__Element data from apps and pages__

================

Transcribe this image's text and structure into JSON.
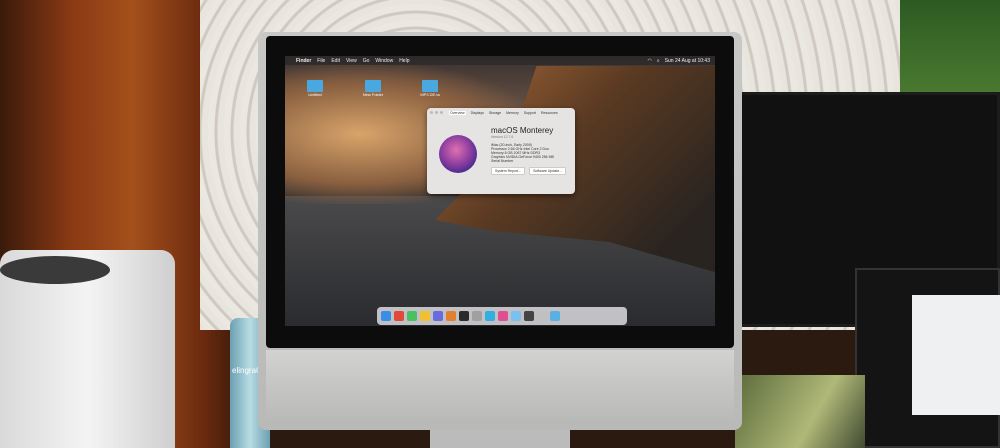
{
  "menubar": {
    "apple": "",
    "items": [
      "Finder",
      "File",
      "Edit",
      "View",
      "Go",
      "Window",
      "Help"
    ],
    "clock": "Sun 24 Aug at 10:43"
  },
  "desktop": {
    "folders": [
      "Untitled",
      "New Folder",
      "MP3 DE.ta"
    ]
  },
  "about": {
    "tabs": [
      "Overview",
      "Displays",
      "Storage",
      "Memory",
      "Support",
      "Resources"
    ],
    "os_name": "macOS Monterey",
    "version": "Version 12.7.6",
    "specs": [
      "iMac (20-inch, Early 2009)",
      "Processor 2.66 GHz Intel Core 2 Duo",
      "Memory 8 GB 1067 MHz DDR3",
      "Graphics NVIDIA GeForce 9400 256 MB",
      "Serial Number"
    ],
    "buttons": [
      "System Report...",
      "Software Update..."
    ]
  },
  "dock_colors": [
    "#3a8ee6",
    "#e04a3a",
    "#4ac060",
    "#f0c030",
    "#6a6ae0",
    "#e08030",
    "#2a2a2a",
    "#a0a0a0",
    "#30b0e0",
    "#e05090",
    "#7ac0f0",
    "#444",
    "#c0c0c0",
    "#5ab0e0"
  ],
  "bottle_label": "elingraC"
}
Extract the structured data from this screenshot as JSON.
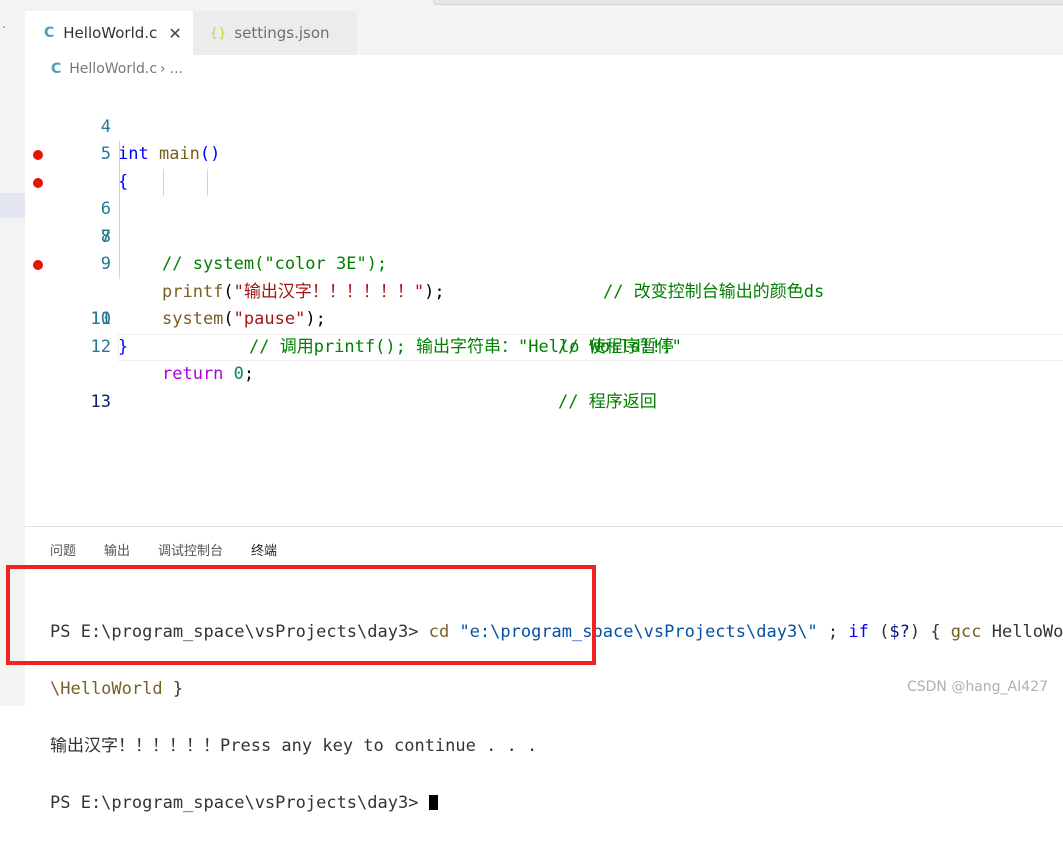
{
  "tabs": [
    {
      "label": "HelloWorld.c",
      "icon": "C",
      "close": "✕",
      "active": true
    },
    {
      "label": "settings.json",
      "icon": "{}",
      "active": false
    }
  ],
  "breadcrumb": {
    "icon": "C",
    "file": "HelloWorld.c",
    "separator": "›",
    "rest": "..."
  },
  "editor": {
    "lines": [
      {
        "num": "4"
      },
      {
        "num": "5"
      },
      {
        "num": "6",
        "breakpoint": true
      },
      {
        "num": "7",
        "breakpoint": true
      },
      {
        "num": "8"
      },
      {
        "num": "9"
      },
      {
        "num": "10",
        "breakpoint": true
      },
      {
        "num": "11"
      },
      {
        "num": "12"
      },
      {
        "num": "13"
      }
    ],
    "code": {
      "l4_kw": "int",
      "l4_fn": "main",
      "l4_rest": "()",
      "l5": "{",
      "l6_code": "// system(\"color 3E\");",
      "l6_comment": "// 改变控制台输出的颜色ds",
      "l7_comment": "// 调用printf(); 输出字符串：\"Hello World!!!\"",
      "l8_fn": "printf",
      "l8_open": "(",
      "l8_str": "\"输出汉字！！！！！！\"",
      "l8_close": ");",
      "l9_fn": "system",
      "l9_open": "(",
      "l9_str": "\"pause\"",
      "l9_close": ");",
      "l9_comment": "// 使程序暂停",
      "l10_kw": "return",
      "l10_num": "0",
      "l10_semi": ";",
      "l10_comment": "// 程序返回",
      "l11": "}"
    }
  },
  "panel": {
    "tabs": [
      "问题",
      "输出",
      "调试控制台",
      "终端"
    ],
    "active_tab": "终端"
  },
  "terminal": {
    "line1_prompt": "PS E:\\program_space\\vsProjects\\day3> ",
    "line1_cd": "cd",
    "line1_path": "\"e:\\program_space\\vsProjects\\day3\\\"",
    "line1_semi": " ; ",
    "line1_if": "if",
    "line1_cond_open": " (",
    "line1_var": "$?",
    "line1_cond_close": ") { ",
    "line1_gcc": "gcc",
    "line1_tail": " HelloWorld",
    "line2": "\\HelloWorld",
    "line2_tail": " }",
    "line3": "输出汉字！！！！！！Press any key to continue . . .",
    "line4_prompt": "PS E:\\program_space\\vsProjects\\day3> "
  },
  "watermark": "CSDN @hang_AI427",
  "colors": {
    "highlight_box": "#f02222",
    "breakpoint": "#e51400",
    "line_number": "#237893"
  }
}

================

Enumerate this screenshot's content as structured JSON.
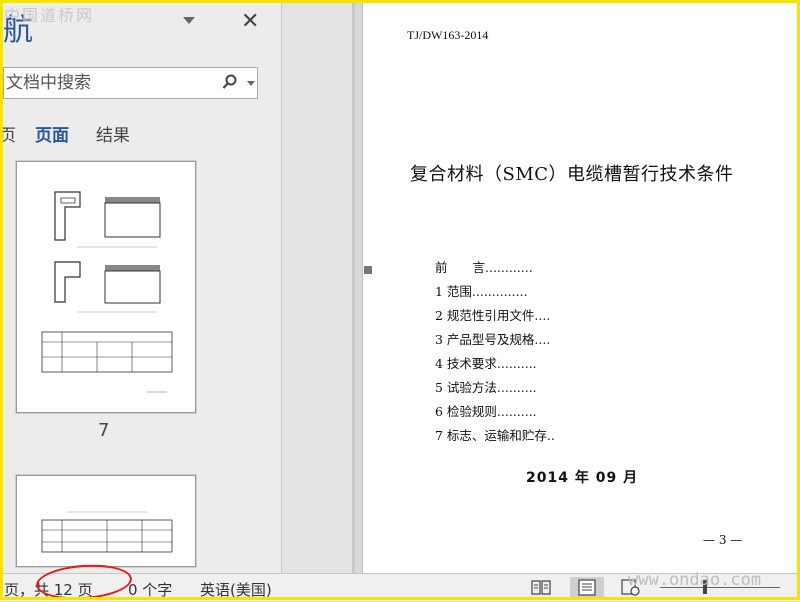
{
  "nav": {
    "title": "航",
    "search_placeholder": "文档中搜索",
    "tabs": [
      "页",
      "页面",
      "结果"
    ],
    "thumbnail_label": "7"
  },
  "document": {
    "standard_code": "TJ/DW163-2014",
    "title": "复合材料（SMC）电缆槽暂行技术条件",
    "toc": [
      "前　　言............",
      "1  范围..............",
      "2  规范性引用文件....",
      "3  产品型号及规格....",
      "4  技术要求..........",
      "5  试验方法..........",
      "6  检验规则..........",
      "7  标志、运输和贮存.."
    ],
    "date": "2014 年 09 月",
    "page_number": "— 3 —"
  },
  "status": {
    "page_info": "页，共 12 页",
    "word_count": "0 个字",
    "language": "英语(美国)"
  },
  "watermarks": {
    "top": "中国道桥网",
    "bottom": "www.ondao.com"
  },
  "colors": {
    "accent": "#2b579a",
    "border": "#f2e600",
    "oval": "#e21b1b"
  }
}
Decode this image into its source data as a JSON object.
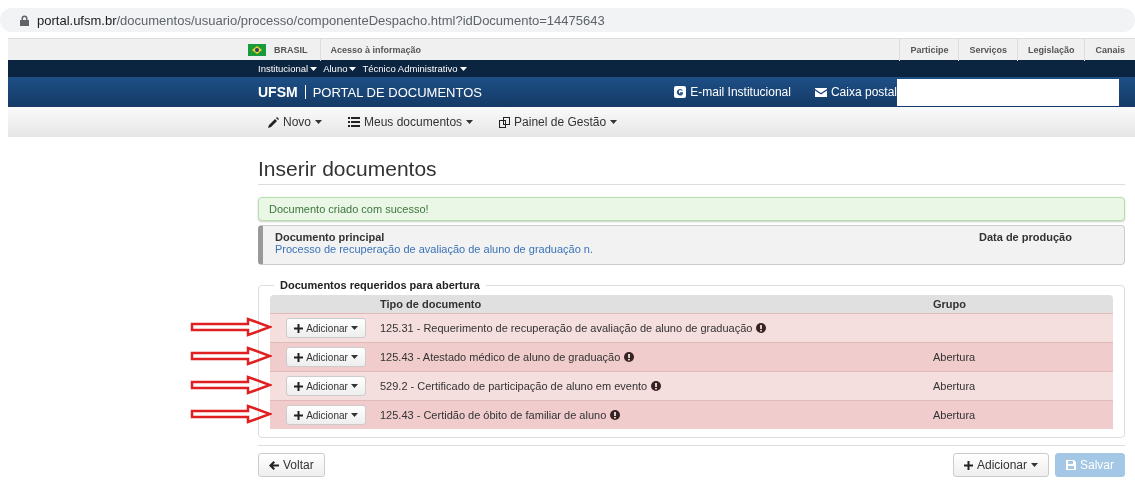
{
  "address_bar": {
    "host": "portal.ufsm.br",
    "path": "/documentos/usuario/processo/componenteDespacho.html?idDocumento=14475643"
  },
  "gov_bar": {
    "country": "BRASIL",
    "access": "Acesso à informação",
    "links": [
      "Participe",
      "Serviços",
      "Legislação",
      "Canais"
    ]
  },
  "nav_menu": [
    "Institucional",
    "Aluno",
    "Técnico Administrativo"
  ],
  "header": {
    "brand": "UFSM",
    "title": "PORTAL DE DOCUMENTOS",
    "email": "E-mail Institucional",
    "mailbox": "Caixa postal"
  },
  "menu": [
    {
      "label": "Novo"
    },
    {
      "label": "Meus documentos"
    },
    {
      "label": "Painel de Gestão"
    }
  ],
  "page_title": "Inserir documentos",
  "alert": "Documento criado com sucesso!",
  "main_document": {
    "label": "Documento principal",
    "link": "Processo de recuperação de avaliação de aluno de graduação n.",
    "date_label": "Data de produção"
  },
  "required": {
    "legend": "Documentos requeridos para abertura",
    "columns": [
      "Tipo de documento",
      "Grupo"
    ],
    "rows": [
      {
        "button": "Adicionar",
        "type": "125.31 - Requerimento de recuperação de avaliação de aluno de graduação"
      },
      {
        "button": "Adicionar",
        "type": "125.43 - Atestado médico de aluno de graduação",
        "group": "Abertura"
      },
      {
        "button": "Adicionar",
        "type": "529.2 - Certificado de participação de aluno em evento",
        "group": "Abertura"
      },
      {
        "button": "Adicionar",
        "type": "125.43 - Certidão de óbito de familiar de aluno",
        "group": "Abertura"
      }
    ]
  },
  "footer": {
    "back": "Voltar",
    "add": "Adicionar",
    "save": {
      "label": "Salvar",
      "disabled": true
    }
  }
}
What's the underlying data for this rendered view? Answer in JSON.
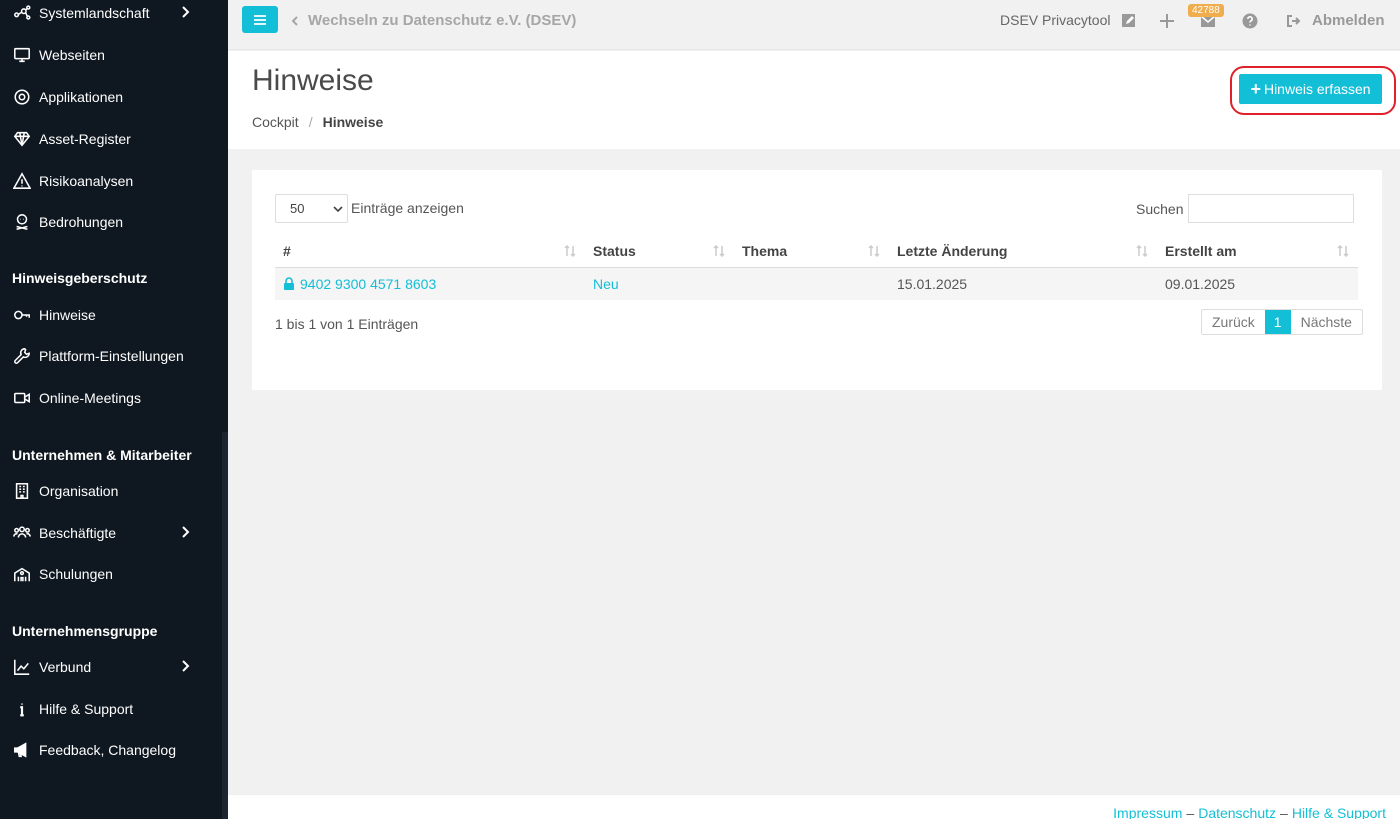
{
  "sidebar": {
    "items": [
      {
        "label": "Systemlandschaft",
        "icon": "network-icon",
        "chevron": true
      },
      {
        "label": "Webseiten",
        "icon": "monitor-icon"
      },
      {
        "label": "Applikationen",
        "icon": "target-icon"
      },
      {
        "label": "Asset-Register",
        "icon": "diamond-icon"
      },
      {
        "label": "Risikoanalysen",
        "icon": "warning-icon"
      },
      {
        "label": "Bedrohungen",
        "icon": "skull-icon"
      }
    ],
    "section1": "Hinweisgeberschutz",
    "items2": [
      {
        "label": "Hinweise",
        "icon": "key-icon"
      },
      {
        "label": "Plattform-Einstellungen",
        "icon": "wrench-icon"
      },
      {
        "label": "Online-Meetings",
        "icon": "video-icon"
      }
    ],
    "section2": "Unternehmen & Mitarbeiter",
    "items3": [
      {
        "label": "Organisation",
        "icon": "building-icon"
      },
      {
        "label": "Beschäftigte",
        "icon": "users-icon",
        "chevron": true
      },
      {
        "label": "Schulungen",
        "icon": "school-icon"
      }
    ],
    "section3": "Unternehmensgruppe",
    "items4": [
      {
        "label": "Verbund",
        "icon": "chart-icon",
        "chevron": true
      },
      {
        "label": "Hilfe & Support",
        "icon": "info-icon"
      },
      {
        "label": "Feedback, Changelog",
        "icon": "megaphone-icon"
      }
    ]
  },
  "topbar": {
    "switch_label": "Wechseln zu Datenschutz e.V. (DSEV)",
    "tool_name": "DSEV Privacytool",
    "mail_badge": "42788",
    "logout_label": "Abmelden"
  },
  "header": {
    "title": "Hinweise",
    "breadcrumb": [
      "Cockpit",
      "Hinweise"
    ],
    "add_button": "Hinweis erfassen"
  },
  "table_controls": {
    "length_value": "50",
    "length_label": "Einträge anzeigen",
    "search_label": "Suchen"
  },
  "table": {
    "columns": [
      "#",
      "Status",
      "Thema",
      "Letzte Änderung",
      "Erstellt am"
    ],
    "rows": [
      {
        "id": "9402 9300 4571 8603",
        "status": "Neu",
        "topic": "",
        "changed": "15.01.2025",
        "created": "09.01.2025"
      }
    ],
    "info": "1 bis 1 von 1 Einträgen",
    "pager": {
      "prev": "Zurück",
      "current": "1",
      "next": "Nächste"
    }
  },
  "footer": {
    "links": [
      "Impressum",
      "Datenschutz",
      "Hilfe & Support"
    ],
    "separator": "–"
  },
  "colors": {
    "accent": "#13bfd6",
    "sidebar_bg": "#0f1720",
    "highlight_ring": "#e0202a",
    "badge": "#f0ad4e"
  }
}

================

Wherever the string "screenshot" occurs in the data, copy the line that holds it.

Extract the structured data from this screenshot as JSON.
Enumerate this screenshot's content as structured JSON.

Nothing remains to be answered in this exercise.